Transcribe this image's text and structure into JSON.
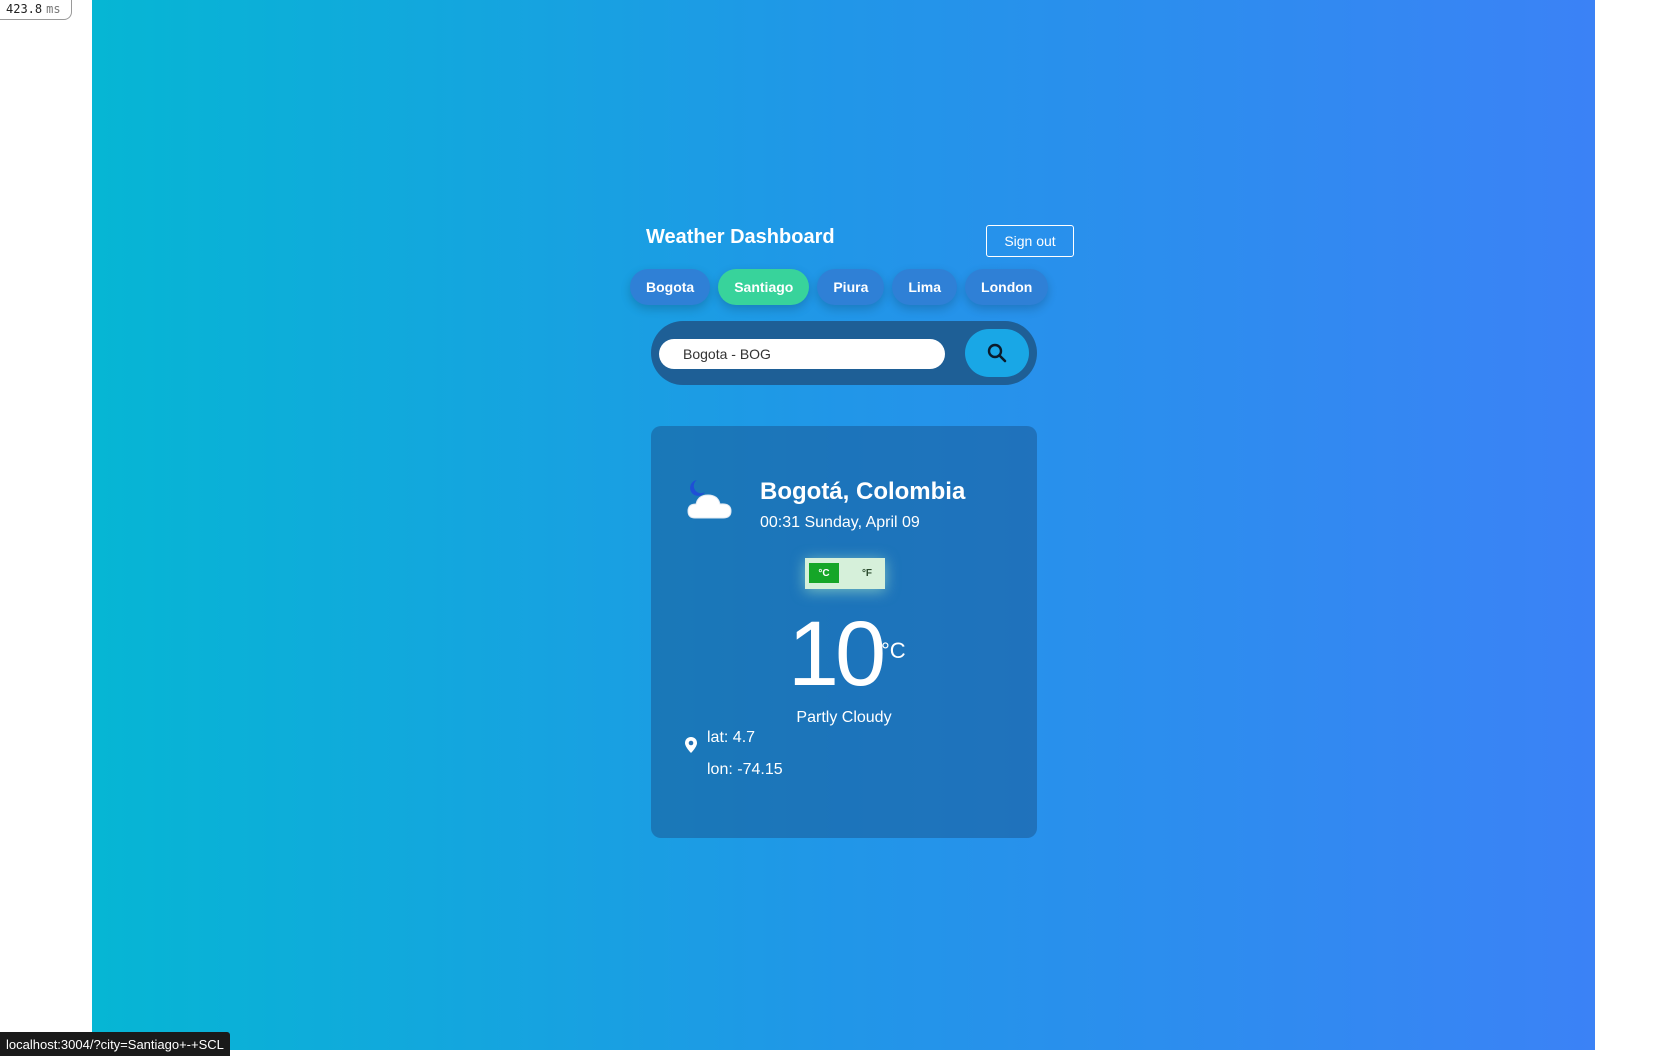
{
  "perf": {
    "value": "423.8",
    "unit": "ms"
  },
  "header": {
    "title": "Weather Dashboard",
    "signout_label": "Sign out"
  },
  "city_tabs": [
    {
      "label": "Bogota",
      "active": false
    },
    {
      "label": "Santiago",
      "active": true
    },
    {
      "label": "Piura",
      "active": false
    },
    {
      "label": "Lima",
      "active": false
    },
    {
      "label": "London",
      "active": false
    }
  ],
  "search": {
    "value": "Bogota - BOG",
    "button_icon": "search-icon"
  },
  "weather": {
    "icon": "partly-cloudy-night-icon",
    "city": "Bogotá, Colombia",
    "datetime": "00:31 Sunday, April 09",
    "unit_toggle": {
      "celsius": "°C",
      "fahrenheit": "°F",
      "selected": "°C"
    },
    "temperature": "10",
    "temperature_unit": "°C",
    "condition": "Partly Cloudy",
    "lat": "lat: 4.7",
    "lon": "lon: -74.15"
  },
  "status_bar": {
    "url": "localhost:3004/?city=Santiago+-+SCL"
  },
  "colors": {
    "gradient_start": "#06b6d4",
    "gradient_end": "#3b82f6",
    "active_tab": "#38d39b",
    "tab": "#2f80d6",
    "toggle_active": "#15a628"
  }
}
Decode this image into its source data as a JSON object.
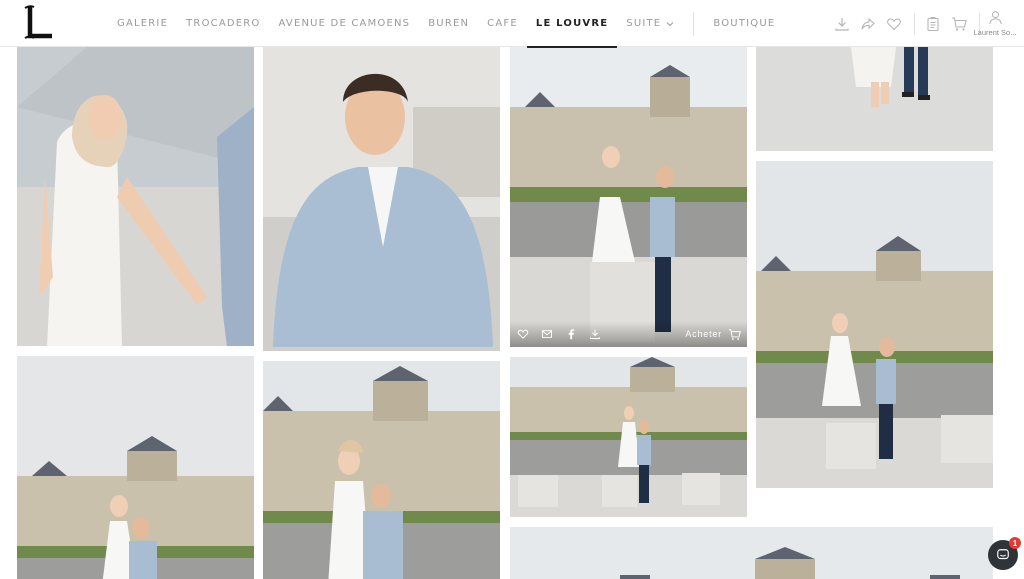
{
  "brand": {
    "logo_letter": "L"
  },
  "nav": {
    "items": [
      {
        "label": "GALERIE"
      },
      {
        "label": "TROCADERO"
      },
      {
        "label": "AVENUE DE CAMOENS"
      },
      {
        "label": "BUREN"
      },
      {
        "label": "CAFE"
      },
      {
        "label": "LE LOUVRE"
      },
      {
        "label": "SUITE"
      }
    ],
    "active": "LE LOUVRE",
    "boutique_label": "BOUTIQUE"
  },
  "toolbar": {
    "icons": [
      "download-icon",
      "share-icon",
      "heart-icon",
      "clipboard-icon",
      "cart-icon"
    ]
  },
  "user": {
    "name": "Laurent So..."
  },
  "gallery": {
    "hover_actions": [
      "heart-icon",
      "mail-icon",
      "facebook-icon",
      "download-icon"
    ],
    "buy_label": "Acheter"
  },
  "chat": {
    "badge_count": "1"
  },
  "colors": {
    "accent": "#222222",
    "nav_inactive": "#9a9a9a",
    "chat_bg": "#2f3439",
    "badge": "#e53935"
  }
}
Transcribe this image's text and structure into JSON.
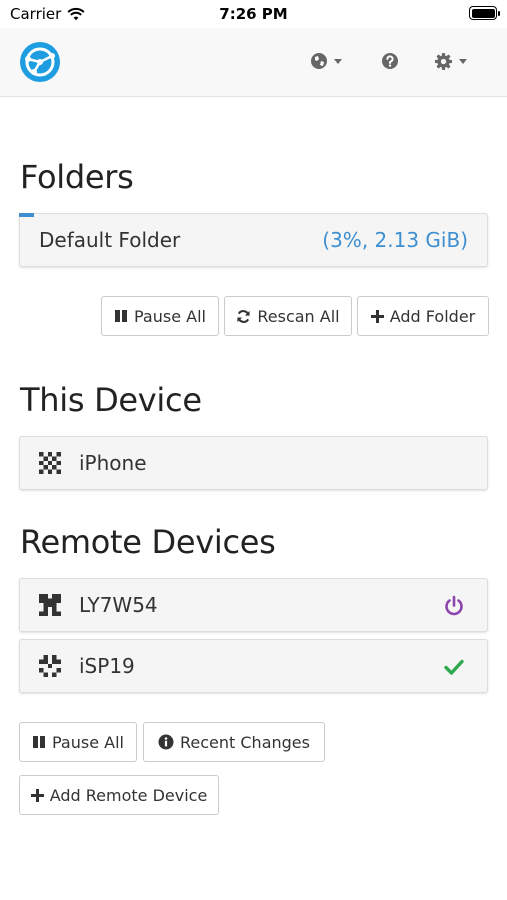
{
  "status_bar": {
    "carrier": "Carrier",
    "time": "7:26 PM"
  },
  "navbar": {
    "icons": [
      "syncthing-logo",
      "globe-icon",
      "help-icon",
      "gear-icon"
    ]
  },
  "folders": {
    "heading": "Folders",
    "items": [
      {
        "label": "Default Folder",
        "status": "(3%, 2.13 GiB)",
        "progress_percent": 3
      }
    ],
    "buttons": {
      "pause_all": "Pause All",
      "rescan_all": "Rescan All",
      "add_folder": "Add Folder"
    }
  },
  "this_device": {
    "heading": "This Device",
    "name": "iPhone"
  },
  "remote_devices": {
    "heading": "Remote Devices",
    "items": [
      {
        "name": "LY7W54",
        "status_icon": "power-icon",
        "status_color": "#8e44ad"
      },
      {
        "name": "iSP19",
        "status_icon": "check-icon",
        "status_color": "#2fa84f"
      }
    ],
    "buttons": {
      "pause_all": "Pause All",
      "recent_changes": "Recent Changes",
      "add_remote_device": "Add Remote Device"
    }
  },
  "colors": {
    "accent": "#3d8fd1",
    "navbar_bg": "#f8f8f8",
    "panel_bg": "#f5f5f5"
  }
}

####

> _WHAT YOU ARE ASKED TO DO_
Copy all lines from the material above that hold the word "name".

> _RESPONSE FOR THIS EXERCISE_
    "name": "Laurent So..."
    "name": "iPhone"
        "name": "LY7W54",
        "name": "iSP19",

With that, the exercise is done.